**What needs to be done:**
Reproduce every record below word for word and include no pictures.

**Web page and app entries:**

++++++

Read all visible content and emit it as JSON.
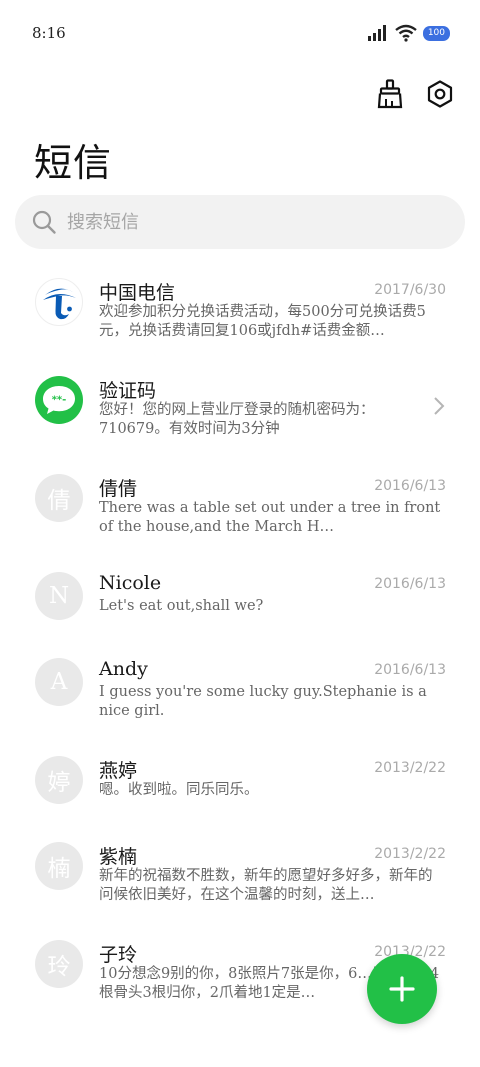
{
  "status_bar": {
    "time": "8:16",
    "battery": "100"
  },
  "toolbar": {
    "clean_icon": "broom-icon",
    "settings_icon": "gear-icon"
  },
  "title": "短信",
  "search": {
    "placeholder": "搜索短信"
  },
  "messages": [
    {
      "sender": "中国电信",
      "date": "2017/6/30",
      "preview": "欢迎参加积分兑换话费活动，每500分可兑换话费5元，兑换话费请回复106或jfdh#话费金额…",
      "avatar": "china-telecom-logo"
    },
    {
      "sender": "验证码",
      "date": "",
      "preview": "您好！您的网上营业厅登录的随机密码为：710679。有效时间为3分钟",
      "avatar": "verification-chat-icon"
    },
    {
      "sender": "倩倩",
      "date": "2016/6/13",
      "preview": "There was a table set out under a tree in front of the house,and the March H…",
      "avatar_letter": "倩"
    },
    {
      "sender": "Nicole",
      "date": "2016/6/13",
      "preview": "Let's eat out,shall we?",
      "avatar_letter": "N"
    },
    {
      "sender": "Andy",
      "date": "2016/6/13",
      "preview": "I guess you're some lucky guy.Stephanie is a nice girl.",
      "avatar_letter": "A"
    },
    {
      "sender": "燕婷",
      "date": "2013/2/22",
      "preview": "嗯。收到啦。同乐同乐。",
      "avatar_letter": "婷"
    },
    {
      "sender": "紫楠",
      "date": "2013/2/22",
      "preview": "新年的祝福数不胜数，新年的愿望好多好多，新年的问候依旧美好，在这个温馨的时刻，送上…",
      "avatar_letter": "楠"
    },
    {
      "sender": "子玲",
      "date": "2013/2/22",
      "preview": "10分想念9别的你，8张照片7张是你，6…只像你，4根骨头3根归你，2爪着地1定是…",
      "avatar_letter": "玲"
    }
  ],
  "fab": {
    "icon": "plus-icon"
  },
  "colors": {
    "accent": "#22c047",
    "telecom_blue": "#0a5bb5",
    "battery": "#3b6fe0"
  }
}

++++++

**Response to this exercise:**
Read all visible content and emit it as JSON.
{
  "status_bar": {
    "time": "8:16",
    "battery": "100"
  },
  "toolbar": {
    "clean_icon": "broom-icon",
    "settings_icon": "gear-icon"
  },
  "title": "短信",
  "search": {
    "placeholder": "搜索短信"
  },
  "messages": [
    {
      "sender": "中国电信",
      "date": "2017/6/30",
      "preview": "欢迎参加积分兑换话费活动，每500分可兑换话费5元，兑换话费请回复106或jfdh#话费金额…",
      "avatar": "china-telecom-logo"
    },
    {
      "sender": "验证码",
      "date": "",
      "preview": "您好！您的网上营业厅登录的随机密码为：710679。有效时间为3分钟",
      "avatar": "verification-chat-icon"
    },
    {
      "sender": "倩倩",
      "date": "2016/6/13",
      "preview": "There was a table set out under a tree in front of the house,and the March H…",
      "avatar_letter": "倩"
    },
    {
      "sender": "Nicole",
      "date": "2016/6/13",
      "preview": "Let's eat out,shall we?",
      "avatar_letter": "N"
    },
    {
      "sender": "Andy",
      "date": "2016/6/13",
      "preview": "I guess you're some lucky guy.Stephanie is a nice girl.",
      "avatar_letter": "A"
    },
    {
      "sender": "燕婷",
      "date": "2013/2/22",
      "preview": "嗯。收到啦。同乐同乐。",
      "avatar_letter": "婷"
    },
    {
      "sender": "紫楠",
      "date": "2013/2/22",
      "preview": "新年的祝福数不胜数，新年的愿望好多好多，新年的问候依旧美好，在这个温馨的时刻，送上…",
      "avatar_letter": "楠"
    },
    {
      "sender": "子玲",
      "date": "2013/2/22",
      "preview": "10分想念9别的你，8张照片7张是你，6…只像你，4根骨头3根归你，2爪着地1定是…",
      "avatar_letter": "玲"
    }
  ],
  "fab": {
    "icon": "plus-icon"
  },
  "colors": {
    "accent": "#22c047",
    "telecom_blue": "#0a5bb5",
    "battery": "#3b6fe0"
  }
}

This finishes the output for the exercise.